A very nice hotel on the side of Thamel that’s closer to the Durbar Square. Rooms are bigger than in most of Kathmandu’s hotels.

Breakfast is included.

Double room starts at 12 000 NPR. Check prices and availability.

Kathmandu & Nepal Travel Tips

  1. Tourist visa. Nationals of most countries need a visa when traveling to Nepal. And most can get it on a arrival. But don’t forget to bring US dollars. Read about our experience obtaining visa on arrival in Nepal.
  2. Money exchange. For the best rates head to the city. You can pay with dollars for the taxi from the airport to the city center.
  3. “Cash is the king” in Nepal. There are ATM’s in Nepal, where you can withdraw money. So you don’t have to carry a lot of cash with you from home. But there aren’t that many of them. Even in Kathmandu and Pokhara you may need to walk for some time to find one. Outside of these two plus a few smaller cities you can forget about ATM’s as well. That’s why I always recommend everyone to bring some extra USD in small notes, when visiting Nepal. Because everyone knows American dollars, and will be able to do an exchange if necessary.
  4. Public transportation network in Nepal is wide. Yes, buses are old. But you can almost anywhere with a bus in Nepal. Learn more about transportation options in Nepal.
  5. Road quality in Nepal is bad. So keep in mind that a 100 mile / 160 km journey in Nepal isn’t a 2-hour drive, but more like a full day journey, if you’re traveling by a bus.

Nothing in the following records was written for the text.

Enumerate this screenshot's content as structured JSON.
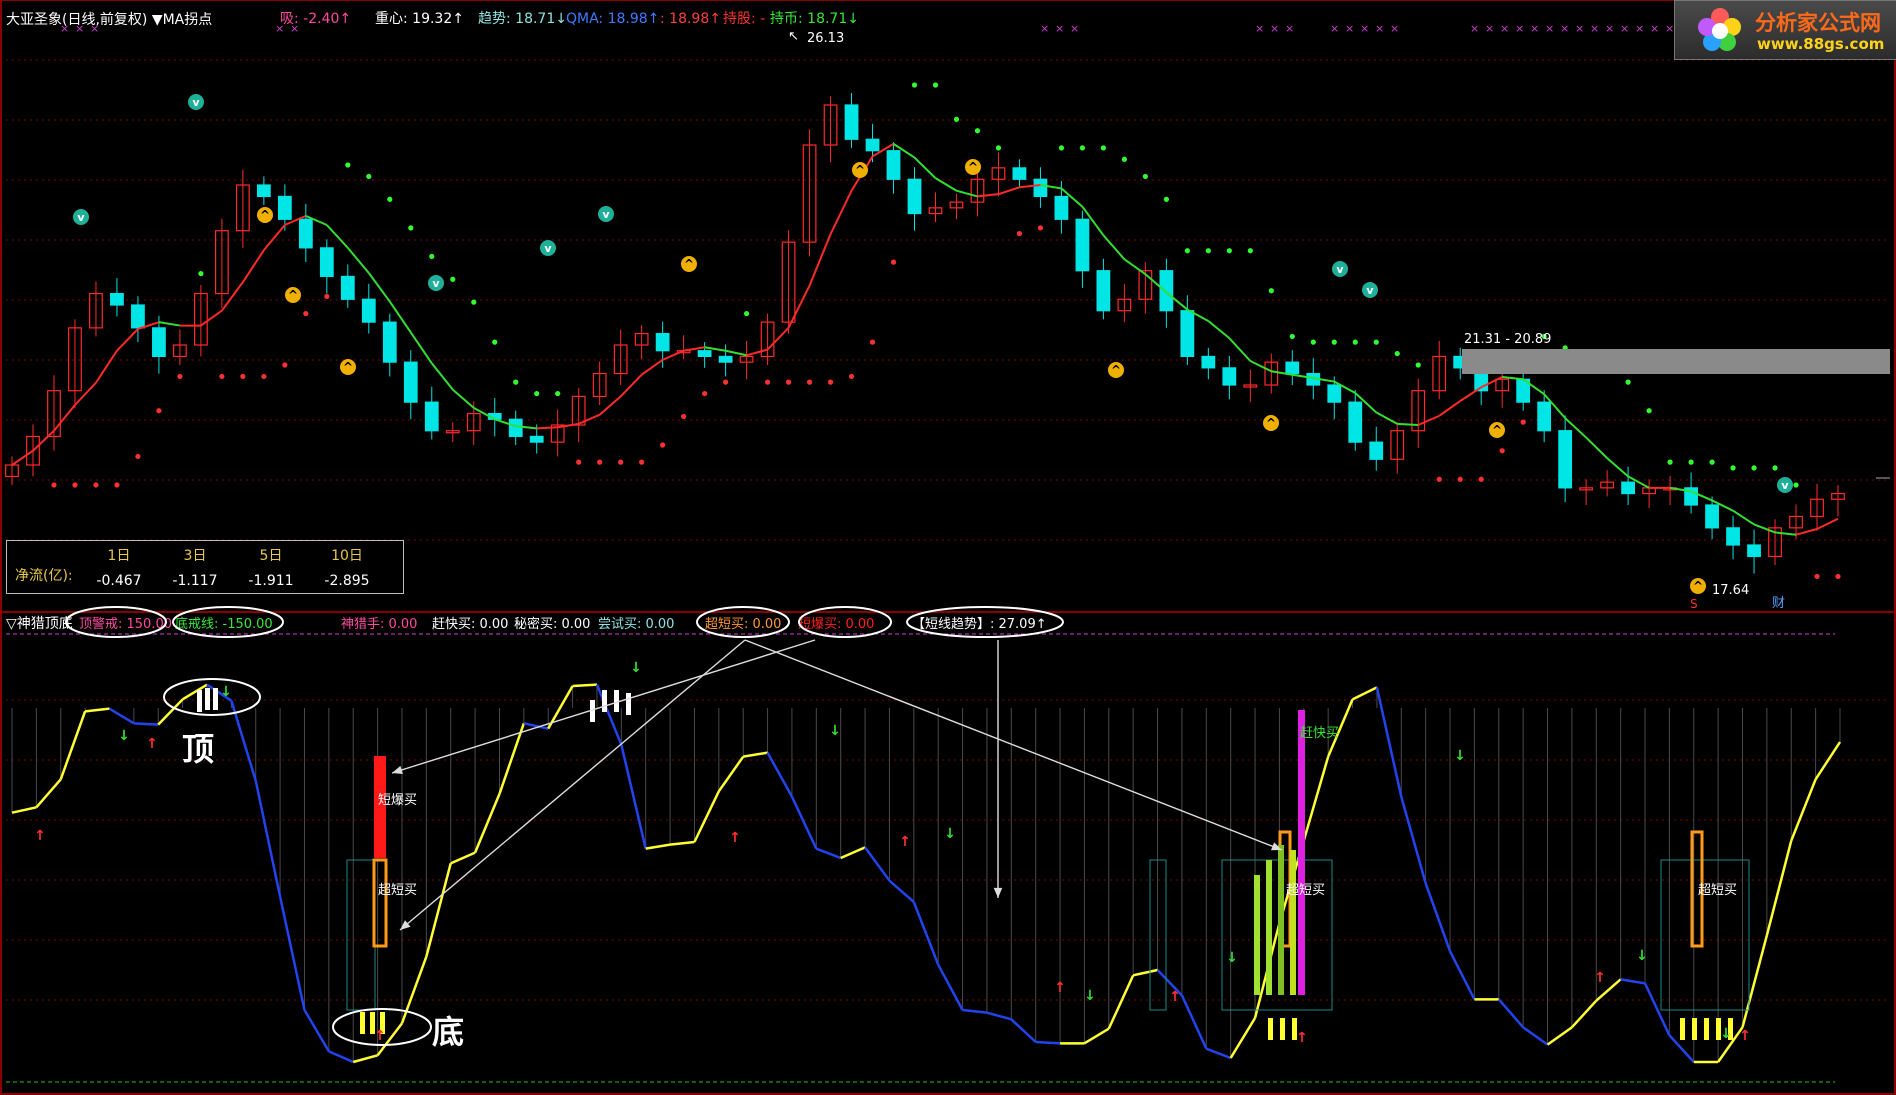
{
  "header": {
    "stock_name": "大亚圣象(日线,前复权)",
    "indicator_name": "▼MA拐点",
    "items": [
      {
        "label": "吸",
        "value": "-2.40",
        "arrow": "↑",
        "color": "#ff4aa0"
      },
      {
        "label": "重心",
        "value": "19.32",
        "arrow": "↑",
        "color": "#ffffff"
      },
      {
        "label": "趋势",
        "value": "18.71",
        "arrow": "↓",
        "color": "#8fe3e3"
      },
      {
        "label": "QMA",
        "value": "18.98",
        "arrow": "↑",
        "color": "#3f7bff"
      },
      {
        "label": "",
        "value": "18.98",
        "arrow": "↑",
        "color": "#ff4040"
      },
      {
        "label": "持股",
        "value": "-",
        "arrow": "",
        "color": "#ff3030"
      },
      {
        "label": "持币",
        "value": "18.71",
        "arrow": "↓",
        "color": "#36e836"
      }
    ]
  },
  "main_chart": {
    "high_label": "26.13",
    "low_label": "17.64",
    "box_label": "21.31 - 20.89",
    "marker_s": "S",
    "marker_cai": "财"
  },
  "net_flow": {
    "label": "净流(亿):",
    "headers": [
      "1日",
      "3日",
      "5日",
      "10日"
    ],
    "values": [
      "-0.467",
      "-1.117",
      "-1.911",
      "-2.895"
    ]
  },
  "sub_header": {
    "name": "▽神猎顶底",
    "items": [
      {
        "label": "顶警戒",
        "value": "150.00",
        "color": "#ff4aa0"
      },
      {
        "label": "底戒线",
        "value": "-150.00",
        "color": "#36e836"
      },
      {
        "label": "神猎手",
        "value": "0.00",
        "color": "#ff4aa0"
      },
      {
        "label": "赶快买",
        "value": "0.00",
        "color": "#ffffff"
      },
      {
        "label": "秘密买",
        "value": "0.00",
        "color": "#ffffff"
      },
      {
        "label": "尝试买",
        "value": "0.00",
        "color": "#8fe3e3"
      },
      {
        "label": "超短买",
        "value": "0.00",
        "color": "#ff9a30"
      },
      {
        "label": "短爆买",
        "value": "0.00",
        "color": "#ff2020"
      },
      {
        "label": "【短线趋势】",
        "value": "27.09",
        "arrow": "↑",
        "color": "#ffffff"
      }
    ]
  },
  "sub_chart": {
    "top_label": "顶",
    "bottom_label": "底",
    "duanbao_label": "短爆买",
    "chaoduan_label": "超短买",
    "ganjuai_label": "赶快买"
  },
  "logo": {
    "title": "分析家公式网",
    "url": "www.88gs.com"
  },
  "colors": {
    "up": "#ff2a2a",
    "down": "#00e5e5",
    "ma_red": "#ff2a2a",
    "ma_green": "#32e032",
    "oscillator_up": "#ffff33",
    "oscillator_down": "#2244ee",
    "grid": "#7a0000"
  },
  "chart_data": [
    {
      "type": "candlestick",
      "title": "大亚圣象(日线,前复权)",
      "price_range": [
        17.2,
        27.0
      ],
      "close_series": [
        19.3,
        19.8,
        20.6,
        21.7,
        22.3,
        22.1,
        21.7,
        21.2,
        21.4,
        22.3,
        23.4,
        24.2,
        24.0,
        23.6,
        23.1,
        22.6,
        22.2,
        21.8,
        21.1,
        20.4,
        19.9,
        19.9,
        20.2,
        20.1,
        19.8,
        19.7,
        20.0,
        20.5,
        20.9,
        21.4,
        21.6,
        21.3,
        21.3,
        21.2,
        21.1,
        21.2,
        21.8,
        23.2,
        24.9,
        25.6,
        25.0,
        24.8,
        24.3,
        23.7,
        23.8,
        23.9,
        24.3,
        24.5,
        24.3,
        24.0,
        23.6,
        22.7,
        22.0,
        22.2,
        22.7,
        22.0,
        21.2,
        21.0,
        20.7,
        20.7,
        21.1,
        20.9,
        20.7,
        20.4,
        19.7,
        19.4,
        19.9,
        20.6,
        21.2,
        21.0,
        20.6,
        20.8,
        20.4,
        19.9,
        18.9,
        18.9,
        19.0,
        18.8,
        18.9,
        18.9,
        18.6,
        18.2,
        17.9,
        17.7,
        18.2,
        18.4,
        18.7,
        18.8
      ],
      "annotations": [
        "26.13",
        "17.64",
        "21.31 - 20.89"
      ]
    },
    {
      "type": "line",
      "title": "▽神猎顶底",
      "y_range": [
        -150,
        150
      ],
      "series": [
        {
          "name": "【短线趋势】",
          "values": [
            37,
            41,
            62,
            113,
            115,
            104,
            103,
            122,
            133,
            121,
            61,
            -26,
            -111,
            -142,
            -150,
            -145,
            -121,
            -71,
            -1,
            7,
            51,
            104,
            100,
            132,
            133,
            88,
            10,
            13,
            15,
            53,
            79,
            82,
            49,
            10,
            3,
            11,
            -14,
            -30,
            -77,
            -111,
            -113,
            -118,
            -135,
            -136,
            -136,
            -125,
            -85,
            -81,
            -100,
            -140,
            -147,
            -117,
            -46,
            16,
            79,
            122,
            131,
            49,
            -16,
            -67,
            -103,
            -103,
            -124,
            -137,
            -124,
            -104,
            -88,
            -91,
            -130,
            -150,
            -150,
            -124,
            -55,
            16,
            62,
            90
          ]
        }
      ]
    }
  ]
}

Have you been to Kathmandu? Is there something else you would add? Some more interesting places to visit in Kathmandu? Or cool things to do in Kathmandu?

Kaspars Misins

Author: Kaspars Misins

Kaspars is a long term traveler and a travel blogger from Latvia. He loves going on long walks, reading non fiction books and spending time outdoors. Together with his girlfriend Una they have been traveling – volunteering – working abroad since 2013. On We Are From Latvia they share their experience and things learned along the way.

Leave a Comment